July 30, 1996

(30 July, 1996 — Washington) Warning of “largely unknown public health impacts”, the Environmental Defense Fund (EDF) today sent letters to a dozen oil refiners calling on them to pledge not to use the manganese-based gasoline additive, MMT, unless it is given a clean bill of health, and to join Amoco, Anchor and Sunoco in promising to notify the public if they have any plans to use MMT in the future.

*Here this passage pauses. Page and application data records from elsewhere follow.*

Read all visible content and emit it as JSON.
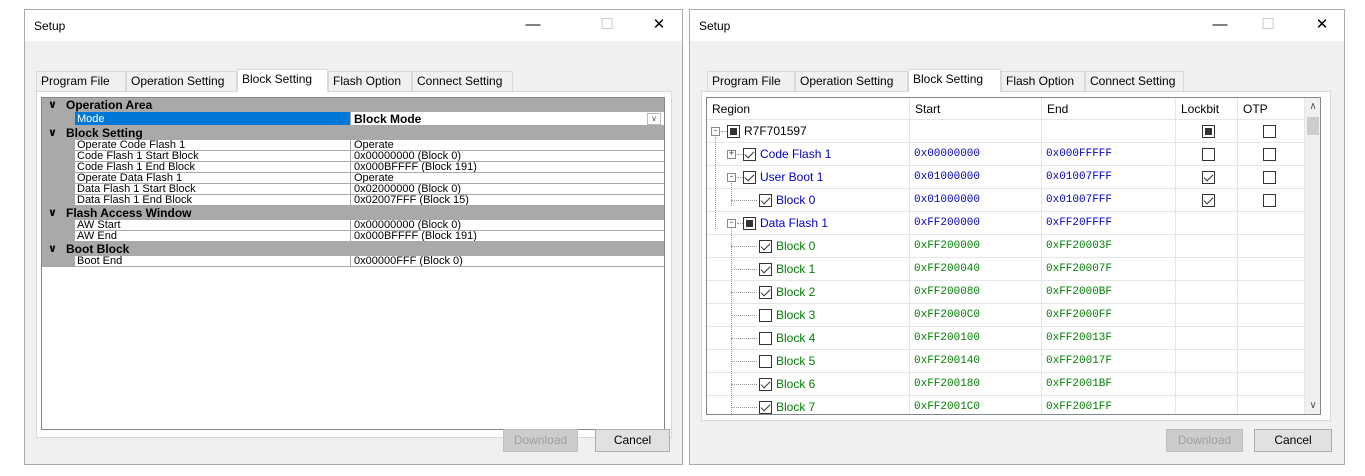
{
  "left_window": {
    "title": "Setup",
    "tabs": [
      "Program File",
      "Operation Setting",
      "Block Setting",
      "Flash Option",
      "Connect Setting"
    ],
    "active_tab": "Block Setting",
    "categories": {
      "operation_area": "Operation Area",
      "block_setting": "Block Setting",
      "flash_access_window": "Flash Access Window",
      "boot_block": "Boot Block"
    },
    "rows": {
      "mode": {
        "name": "Mode",
        "value": "Block Mode"
      },
      "operate_code_flash": {
        "name": "Operate Code Flash 1",
        "value": "Operate"
      },
      "code_flash_start": {
        "name": "Code Flash 1 Start Block",
        "value": "0x00000000 (Block 0)"
      },
      "code_flash_end": {
        "name": "Code Flash 1 End Block",
        "value": "0x000BFFFF (Block 191)"
      },
      "operate_data_flash": {
        "name": "Operate Data Flash 1",
        "value": "Operate"
      },
      "data_flash_start": {
        "name": "Data Flash 1 Start Block",
        "value": "0x02000000 (Block 0)"
      },
      "data_flash_end": {
        "name": "Data Flash 1 End Block",
        "value": "0x02007FFF (Block 15)"
      },
      "aw_start": {
        "name": "AW Start",
        "value": "0x00000000 (Block 0)"
      },
      "aw_end": {
        "name": "AW End",
        "value": "0x000BFFFF (Block 191)"
      },
      "boot_end": {
        "name": "Boot End",
        "value": "0x00000FFF (Block 0)"
      }
    },
    "buttons": {
      "download": "Download",
      "cancel": "Cancel"
    }
  },
  "right_window": {
    "title": "Setup",
    "tabs": [
      "Program File",
      "Operation Setting",
      "Block Setting",
      "Flash Option",
      "Connect Setting"
    ],
    "active_tab": "Block Setting",
    "columns": [
      "Region",
      "Start",
      "End",
      "Lockbit",
      "OTP"
    ],
    "rows": [
      {
        "label": "R7F701597",
        "start": "",
        "end": "",
        "check": "partial",
        "lockbit": "partial",
        "otp": "unchecked",
        "color": "black"
      },
      {
        "label": "Code Flash 1",
        "start": "0x00000000",
        "end": "0x000FFFFF",
        "check": "checked",
        "lockbit": "unchecked",
        "otp": "unchecked",
        "color": "blue"
      },
      {
        "label": "User Boot 1",
        "start": "0x01000000",
        "end": "0x01007FFF",
        "check": "checked",
        "lockbit": "checked",
        "otp": "unchecked",
        "color": "blue"
      },
      {
        "label": "Block 0",
        "start": "0x01000000",
        "end": "0x01007FFF",
        "check": "checked",
        "lockbit": "checked",
        "otp": "unchecked",
        "color": "blue"
      },
      {
        "label": "Data Flash 1",
        "start": "0xFF200000",
        "end": "0xFF20FFFF",
        "check": "partial",
        "lockbit": "",
        "otp": "",
        "color": "blue"
      },
      {
        "label": "Block 0",
        "start": "0xFF200000",
        "end": "0xFF20003F",
        "check": "checked",
        "color": "green"
      },
      {
        "label": "Block 1",
        "start": "0xFF200040",
        "end": "0xFF20007F",
        "check": "checked",
        "color": "green"
      },
      {
        "label": "Block 2",
        "start": "0xFF200080",
        "end": "0xFF2000BF",
        "check": "checked",
        "color": "green"
      },
      {
        "label": "Block 3",
        "start": "0xFF2000C0",
        "end": "0xFF2000FF",
        "check": "unchecked",
        "color": "green"
      },
      {
        "label": "Block 4",
        "start": "0xFF200100",
        "end": "0xFF20013F",
        "check": "unchecked",
        "color": "green"
      },
      {
        "label": "Block 5",
        "start": "0xFF200140",
        "end": "0xFF20017F",
        "check": "unchecked",
        "color": "green"
      },
      {
        "label": "Block 6",
        "start": "0xFF200180",
        "end": "0xFF2001BF",
        "check": "checked",
        "color": "green"
      },
      {
        "label": "Block 7",
        "start": "0xFF2001C0",
        "end": "0xFF2001FF",
        "check": "checked",
        "color": "green"
      }
    ],
    "buttons": {
      "download": "Download",
      "cancel": "Cancel"
    }
  },
  "colors": {
    "selection": "#0078d7",
    "category": "#a9a9a9",
    "blue_text": "#0000cc",
    "green_text": "#008000"
  }
}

Earlier this year, Amoco, Anchor Gasoline, ARCO, BP, Chevron, Conoco, Exxon, Hess, Marathon Oil, Mobil, Penzoil, Phillips, Shell, Sun, and Texaco responded to an inquiry on MMT use from EDF and a coalition of 36 medical, consumer, religious and environmental groups representing more than 14 million members. The companies stated that they were not using MMT in US gasoline. Amoco, Anchor and Sunoco also agreed to notify the public if their plans change. In today’s letter sent to 12 major gasoline refiners and marketers, such as Exxon, Mobil and Shell, EDF called on the companies to confirm that they are not using MMT, to refrain from using MMT until EPA-approved health tests are completed, and to commit to inform the public before using MMT in the future.

EDF asked the companies to respond by August 9, 1996, and noted that EDF will publicly release their responses.

Airborne manganese at high doses has been found to cause disabling neurological impairments in movement and speech with symptoms similar to Parkinson’s disease, but the public health impacts of the long-term, lower dose exposures resulting from MMT use cannot be adequately assessed with the information now available.

In April of 1996, the Canadian Minister of the Environment reintroduced legislation to ban the additive in that country. The April, 1996, issue of AUTOgram by the American Automobile Association said that MMT in fuel was “a case where the motorist could be the big loser.” A May, 1996, article in Consumer Reports magazine, after a review of all the issues, said “it makes no sense to put MMT into widespread use.” Gasoline specifications recently adopted by the American Automobile Manufacturers Association recommend against use of manganese additives, due to possible damage to automotive systems, and General Motors has included advisories in its 1997 owner’s manuals warning of possible engine damage that could result from MMT’s use in cars.

Although the Environmental Protection Agency (EPA) refused to approve MMT for sale based on health concerns, in December the agency was compelled to allow the Ethyl Corporation of Richmond, VA, to start selling MMT, known commercially as HiTec3000, after a court ruled that the agency lacked authority to consider health effects before registering the additive. Ethyl was a leading manufacturer of leaded gasoline additives for decades.

“Ethyl’s action amounts to an uncontrolled toxic experiment on the US population,” said Karen Florini, an EDF attorney. “Consumers should not be used as guinea pigs in testing the effects of long-term exposure to this known neurotoxin. Ethyl’s inability to accurately assess the public health consequences of their gas additives is amply demonstrated by their insistence for many years that leaded gasoline was safe.” The last step of the US ban on lead in gasoline took effect on December 31, 1995.

“In 1925, despite protests from the public health community, Ethyl began selling lead additives for gasoline, with devastating results for the nation’s health,” said EDF senior toxicologist Dr. Ellen Silbergeld. “Now, 70 years later, Ethyl is using the same arguments to sell MMT without first obtaining adequate toxicity information.”